ASA reverses ruling against Iron Man advert

ASA reverses ruling against Iron Man advert

Four Lego Super Heroes minifigures on gray baseplate

by Melanie Ellis, Senior Associate

by Melanie Ellis, Senior Associate

In a surprising, but welcome, move the Advertising Standards Authority has reversed its ruling from August 2016 against an Iron Man themed advert for Ladbrokes casino. In the August 2016 ruling, the ASA noted that considering the character’s “comic book nature, and the availability of various related toys…it was likely to have particular appeal to children and young people”. At that time, the ASA concluded that, notwithstanding that the advert was only sent by email to customers known to be over 18, if the content of it had particular appeal to children or young persons then a breach of the CAP Code 16.3.12 occurred.
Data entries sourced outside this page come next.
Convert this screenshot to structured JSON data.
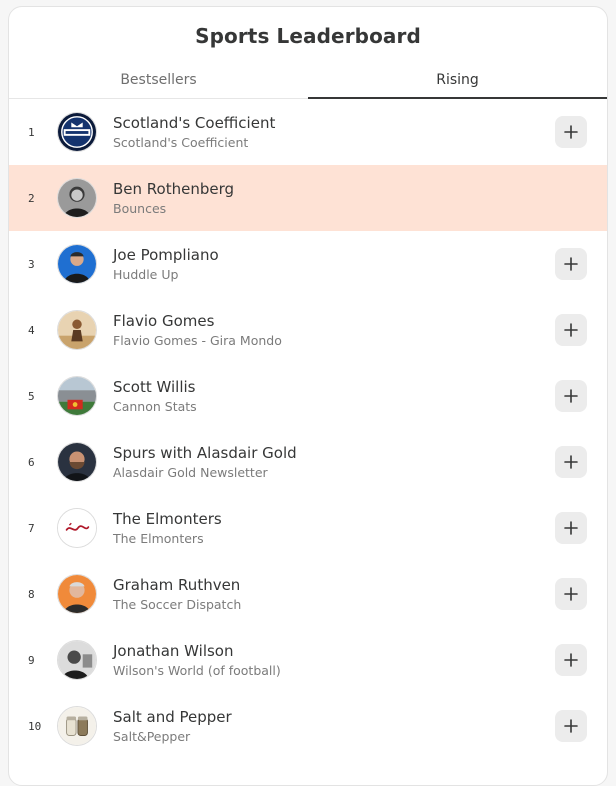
{
  "header": {
    "title": "Sports Leaderboard"
  },
  "tabs": [
    {
      "label": "Bestsellers",
      "active": false
    },
    {
      "label": "Rising",
      "active": true
    }
  ],
  "colors": {
    "highlight": "#fee2d5",
    "text": "#363737",
    "muted": "#7b7b7b",
    "button_bg": "#ececec"
  },
  "entries": [
    {
      "rank": "1",
      "name": "Scotland's Coefficient",
      "subtitle": "Scotland's Coefficient",
      "avatar": "scotland-badge-icon",
      "highlighted": false,
      "add_button": true
    },
    {
      "rank": "2",
      "name": "Ben Rothenberg",
      "subtitle": "Bounces",
      "avatar": "portrait-bw-icon",
      "highlighted": true,
      "add_button": false
    },
    {
      "rank": "3",
      "name": "Joe Pompliano",
      "subtitle": "Huddle Up",
      "avatar": "portrait-blue-icon",
      "highlighted": false,
      "add_button": true
    },
    {
      "rank": "4",
      "name": "Flavio Gomes",
      "subtitle": "Flavio Gomes - Gira Mondo",
      "avatar": "portrait-sepia-icon",
      "highlighted": false,
      "add_button": true
    },
    {
      "rank": "5",
      "name": "Scott Willis",
      "subtitle": "Cannon Stats",
      "avatar": "stadium-icon",
      "highlighted": false,
      "add_button": true
    },
    {
      "rank": "6",
      "name": "Spurs with Alasdair Gold",
      "subtitle": "Alasdair Gold Newsletter",
      "avatar": "portrait-dark-icon",
      "highlighted": false,
      "add_button": true
    },
    {
      "rank": "7",
      "name": "The Elmonters",
      "subtitle": "The Elmonters",
      "avatar": "elmonters-logo-icon",
      "highlighted": false,
      "add_button": true
    },
    {
      "rank": "8",
      "name": "Graham Ruthven",
      "subtitle": "The Soccer Dispatch",
      "avatar": "portrait-orange-icon",
      "highlighted": false,
      "add_button": true
    },
    {
      "rank": "9",
      "name": "Jonathan Wilson",
      "subtitle": "Wilson's World (of football)",
      "avatar": "portrait-bw-wide-icon",
      "highlighted": false,
      "add_button": true
    },
    {
      "rank": "10",
      "name": "Salt and Pepper",
      "subtitle": "Salt&Pepper",
      "avatar": "salt-pepper-icon",
      "highlighted": false,
      "add_button": true
    }
  ]
}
Understandably, this ruling (on the back of similar decisions in the past such as those against Mirror casino’s use of the character Optimus Prime in 2012 and 888’s use of Spiderman in 2008) caused concern amongst gambling operators and game developers alike. A large number of slot games use imagery which could be said to appeal to under 18s from well known comic book characters to cute animals and sweets. Whilst the Iron Man ruling was against an advert sent to customers by email, the ASA’s remit does extend to content on an operator’s own website, leaving the design of games themselves subject to criticism.

It is therefore very positive news that the Iron Man decision has been reversed. The ASA now accepts that, given that the email was sent only to registered customers and those who had been validated as being over 18, it was extremely unlikely that anybody under 18 would have seen the advert. This brings the Ladbrokes decision in line with the ASA’s 2012 decision not to uphold a complaint against Profitable Play for an advert which included furry cartoon characters, on the basis that the ad only appeared on the operator’s Facebook page which was age gated so that it could on be accessed by adults.
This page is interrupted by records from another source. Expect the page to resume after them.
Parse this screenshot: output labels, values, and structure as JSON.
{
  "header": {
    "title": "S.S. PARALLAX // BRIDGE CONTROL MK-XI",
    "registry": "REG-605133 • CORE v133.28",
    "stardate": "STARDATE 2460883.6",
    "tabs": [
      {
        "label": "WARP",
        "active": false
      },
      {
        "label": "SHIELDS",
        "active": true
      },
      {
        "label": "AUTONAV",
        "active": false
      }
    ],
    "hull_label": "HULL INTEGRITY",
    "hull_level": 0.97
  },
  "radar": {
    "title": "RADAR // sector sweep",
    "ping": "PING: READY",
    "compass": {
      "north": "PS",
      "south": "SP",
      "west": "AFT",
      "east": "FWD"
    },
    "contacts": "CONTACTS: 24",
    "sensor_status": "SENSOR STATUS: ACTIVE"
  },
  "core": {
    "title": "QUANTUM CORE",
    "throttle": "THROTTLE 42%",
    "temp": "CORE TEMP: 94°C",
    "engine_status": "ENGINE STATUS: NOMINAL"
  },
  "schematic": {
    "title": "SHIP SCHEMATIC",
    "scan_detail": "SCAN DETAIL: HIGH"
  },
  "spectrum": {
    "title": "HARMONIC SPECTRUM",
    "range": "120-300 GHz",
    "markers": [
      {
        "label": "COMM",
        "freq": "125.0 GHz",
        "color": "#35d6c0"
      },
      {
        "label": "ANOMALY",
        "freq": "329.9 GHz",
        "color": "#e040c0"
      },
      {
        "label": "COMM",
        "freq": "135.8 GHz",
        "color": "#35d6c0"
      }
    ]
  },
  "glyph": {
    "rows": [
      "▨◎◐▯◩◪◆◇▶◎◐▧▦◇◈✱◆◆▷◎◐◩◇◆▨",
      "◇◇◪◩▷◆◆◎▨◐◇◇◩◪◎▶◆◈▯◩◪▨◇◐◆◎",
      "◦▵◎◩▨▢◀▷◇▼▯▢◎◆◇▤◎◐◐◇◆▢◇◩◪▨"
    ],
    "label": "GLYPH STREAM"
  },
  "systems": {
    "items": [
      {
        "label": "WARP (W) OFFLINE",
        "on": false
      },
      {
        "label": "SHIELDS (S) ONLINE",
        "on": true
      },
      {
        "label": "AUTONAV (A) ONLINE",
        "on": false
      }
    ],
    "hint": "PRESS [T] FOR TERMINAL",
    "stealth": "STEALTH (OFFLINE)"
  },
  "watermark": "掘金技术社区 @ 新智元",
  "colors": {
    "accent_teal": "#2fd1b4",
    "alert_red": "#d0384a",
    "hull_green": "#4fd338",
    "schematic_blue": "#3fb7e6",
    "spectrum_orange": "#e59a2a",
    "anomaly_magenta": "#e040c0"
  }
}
A question mark does remain over adverts appearing in media which could potentially be viewed by under 18s. For example, the banned Spiderman advert appeared on a banner ad on a website which, although the average age of viewers was 41, could have been accessed by under 18s. Similarly, the banned Optimus Prime advert appeared in the financial section of a newspaper which was unlikely to be read by children, but there was nothing to prevent them from doing so.
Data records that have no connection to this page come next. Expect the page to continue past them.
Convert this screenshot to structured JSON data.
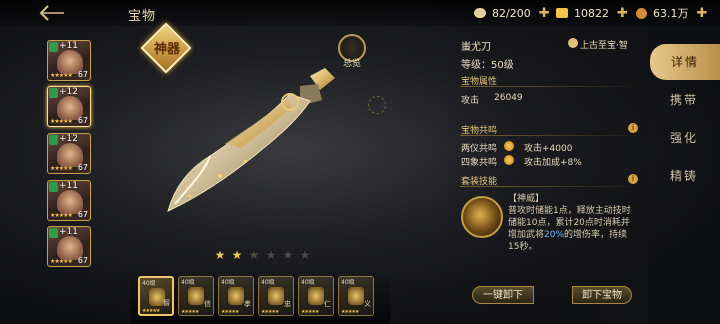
{
  "header": {
    "title": "宝物"
  },
  "resources": [
    {
      "icon": "stamina-icon",
      "value": "82/200",
      "color": "#e4cf9c"
    },
    {
      "icon": "gold-ingot-icon",
      "value": "10822",
      "color": "#f2c447"
    },
    {
      "icon": "coin-icon",
      "value": "63.1万",
      "color": "#d28a3b"
    }
  ],
  "heroes": [
    {
      "level": "+11",
      "number": "67",
      "stars": "★★★★★",
      "selected": false
    },
    {
      "level": "+12",
      "number": "67",
      "stars": "★★★★★",
      "selected": true
    },
    {
      "level": "+12",
      "number": "67",
      "stars": "★★★★★",
      "selected": false
    },
    {
      "level": "+11",
      "number": "67",
      "stars": "★★★★★",
      "selected": false
    },
    {
      "level": "+11",
      "number": "67",
      "stars": "★★★★★",
      "selected": false
    }
  ],
  "treasure": {
    "emblem": "神器",
    "preview_label": "总览",
    "name": "蚩尤刀",
    "rank": "上古至宝·智",
    "level_label": "等级：50级",
    "stars_filled": 2,
    "stars_total": 6
  },
  "attributes": {
    "header": "宝物属性",
    "attack_label": "攻击",
    "attack_value": "26049"
  },
  "resonance": {
    "header": "宝物共鸣",
    "rows": [
      {
        "label": "两仪共鸣",
        "effect": "攻击+4000"
      },
      {
        "label": "四象共鸣",
        "effect": "攻击加成+8%"
      }
    ]
  },
  "skill": {
    "header": "套装技能",
    "name": "【神威】",
    "desc_before": "普攻时储能1点，释放主动技时储能10点，累计20点时消耗并增加武将",
    "desc_highlight": "20%",
    "desc_after": "的增伤率，持续15秒。"
  },
  "slots": [
    {
      "level": "40级",
      "kind": "智",
      "stars": "★★★★★"
    },
    {
      "level": "40级",
      "kind": "信",
      "stars": "★★★★★"
    },
    {
      "level": "40级",
      "kind": "孝",
      "stars": "★★★★★"
    },
    {
      "level": "40级",
      "kind": "忠",
      "stars": "★★★★★"
    },
    {
      "level": "40级",
      "kind": "仁",
      "stars": "★★★★★"
    },
    {
      "level": "40级",
      "kind": "义",
      "stars": "★★★★★"
    }
  ],
  "buttons": {
    "unequip_all": "一键卸下",
    "unequip": "卸下宝物"
  },
  "tabs": [
    "详情",
    "携带",
    "强化",
    "精铸"
  ],
  "active_tab": 0
}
So, whilst this is a welcome decision by the ASA, it only gives certainty in respect of adverts which can only be viewed by adults. The take away is that adverts featuring cartoon characters that may be of appeal to children or young persons are allowed, but the advertiser must take steps to ensure that they cannot be viewed by anyone aged under 18.